Brooks, David (2011-03-08). The Social Animal: The Hidden Sources of Love, Character, and Achievement (p. 47). Random House, Inc.. Kindle Edition.

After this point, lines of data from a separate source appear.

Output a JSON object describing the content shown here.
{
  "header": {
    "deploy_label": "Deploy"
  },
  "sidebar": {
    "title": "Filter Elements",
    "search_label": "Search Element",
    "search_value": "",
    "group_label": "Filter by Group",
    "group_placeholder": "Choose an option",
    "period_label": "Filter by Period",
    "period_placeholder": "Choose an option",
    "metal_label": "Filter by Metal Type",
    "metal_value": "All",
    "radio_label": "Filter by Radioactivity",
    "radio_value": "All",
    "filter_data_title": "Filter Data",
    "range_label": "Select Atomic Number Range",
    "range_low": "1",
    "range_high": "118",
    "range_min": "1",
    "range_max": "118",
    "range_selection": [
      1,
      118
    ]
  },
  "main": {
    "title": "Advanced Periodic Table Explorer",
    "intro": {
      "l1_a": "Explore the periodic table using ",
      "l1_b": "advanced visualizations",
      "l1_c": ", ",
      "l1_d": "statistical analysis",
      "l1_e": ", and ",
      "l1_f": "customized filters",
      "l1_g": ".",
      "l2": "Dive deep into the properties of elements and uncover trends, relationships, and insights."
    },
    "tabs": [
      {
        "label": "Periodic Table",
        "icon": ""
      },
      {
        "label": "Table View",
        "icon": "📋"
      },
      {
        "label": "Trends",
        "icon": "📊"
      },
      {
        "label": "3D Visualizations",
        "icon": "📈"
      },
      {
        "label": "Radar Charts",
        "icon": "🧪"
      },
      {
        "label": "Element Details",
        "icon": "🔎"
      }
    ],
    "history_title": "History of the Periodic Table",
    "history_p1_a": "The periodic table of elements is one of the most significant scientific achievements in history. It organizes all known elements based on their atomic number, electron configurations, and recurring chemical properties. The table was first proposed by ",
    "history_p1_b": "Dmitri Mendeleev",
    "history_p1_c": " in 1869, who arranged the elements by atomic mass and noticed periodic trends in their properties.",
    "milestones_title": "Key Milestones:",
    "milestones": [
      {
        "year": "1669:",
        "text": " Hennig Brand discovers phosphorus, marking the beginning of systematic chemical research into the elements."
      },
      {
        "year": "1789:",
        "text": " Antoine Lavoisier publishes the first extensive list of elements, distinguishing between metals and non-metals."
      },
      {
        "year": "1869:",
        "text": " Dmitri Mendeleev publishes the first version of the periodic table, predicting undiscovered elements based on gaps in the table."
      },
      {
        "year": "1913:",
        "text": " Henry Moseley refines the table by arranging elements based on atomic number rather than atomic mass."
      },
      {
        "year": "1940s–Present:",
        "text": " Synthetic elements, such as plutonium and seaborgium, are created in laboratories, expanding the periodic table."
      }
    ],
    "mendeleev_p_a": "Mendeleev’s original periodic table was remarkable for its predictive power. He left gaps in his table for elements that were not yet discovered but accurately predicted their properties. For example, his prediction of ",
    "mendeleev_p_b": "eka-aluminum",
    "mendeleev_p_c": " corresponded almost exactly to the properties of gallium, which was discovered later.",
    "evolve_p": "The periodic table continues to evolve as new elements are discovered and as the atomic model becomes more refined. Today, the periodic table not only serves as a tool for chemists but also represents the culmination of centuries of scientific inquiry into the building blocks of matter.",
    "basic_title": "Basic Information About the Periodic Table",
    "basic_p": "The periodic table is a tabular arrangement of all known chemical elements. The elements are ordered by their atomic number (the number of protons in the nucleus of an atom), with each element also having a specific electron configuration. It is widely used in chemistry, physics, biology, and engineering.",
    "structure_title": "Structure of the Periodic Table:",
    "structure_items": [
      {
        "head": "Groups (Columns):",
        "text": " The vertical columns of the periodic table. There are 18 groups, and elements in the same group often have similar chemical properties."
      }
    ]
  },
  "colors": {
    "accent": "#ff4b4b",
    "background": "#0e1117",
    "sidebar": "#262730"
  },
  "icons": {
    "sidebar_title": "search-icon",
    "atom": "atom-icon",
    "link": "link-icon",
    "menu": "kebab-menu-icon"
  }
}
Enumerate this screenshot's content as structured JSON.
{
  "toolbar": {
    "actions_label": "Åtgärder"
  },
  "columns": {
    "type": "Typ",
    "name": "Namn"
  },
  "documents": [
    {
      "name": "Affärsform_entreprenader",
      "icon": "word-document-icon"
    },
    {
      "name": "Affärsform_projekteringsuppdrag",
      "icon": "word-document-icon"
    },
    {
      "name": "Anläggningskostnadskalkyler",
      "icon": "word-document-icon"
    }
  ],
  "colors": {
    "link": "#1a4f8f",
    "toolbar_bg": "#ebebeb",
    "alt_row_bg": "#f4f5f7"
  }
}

Some scientists calculate that humans create 1.8 million synapses per second from their second month in utero to their second birthday. The brain makes synapses to store information. Each thing we know is embodied in a network of neural connections. … Harold could end up with something in the neighborhood of 100 trillion or 500 trillion or even 1,000 trillion synapses. If you want to get a sense of the number of potential connections between the cells in Harold’s brain, contemplate this: A mere 60 neurons are capable of making 1081 possible connections with each other. (That’s 1 with 81 zeroes after it.) The number of particles in the known universe is about one-tenth of this number. Jeff Hawkins suggests a different way to think about the brain. Imagine a football stadium filled with spaghetti. Now imagine it shrunk down to skull size and much more complicated. In their book The Scientist in the Crib, Gopnik, Meltzoff, and Kuhl have a nice description of the process neurons use to connect with one another: “It’s as if, when you used your cell phone to call your neighbor often enough, a cable spontaneously grew between your houses. At first, cells exuberantly attempt to connect to as many other cells as they can. Like phone solicitors, they call everyone, hoping someone will answer and say yes. When another cell does answer, and answers enough, a more permanent link gets laid down.”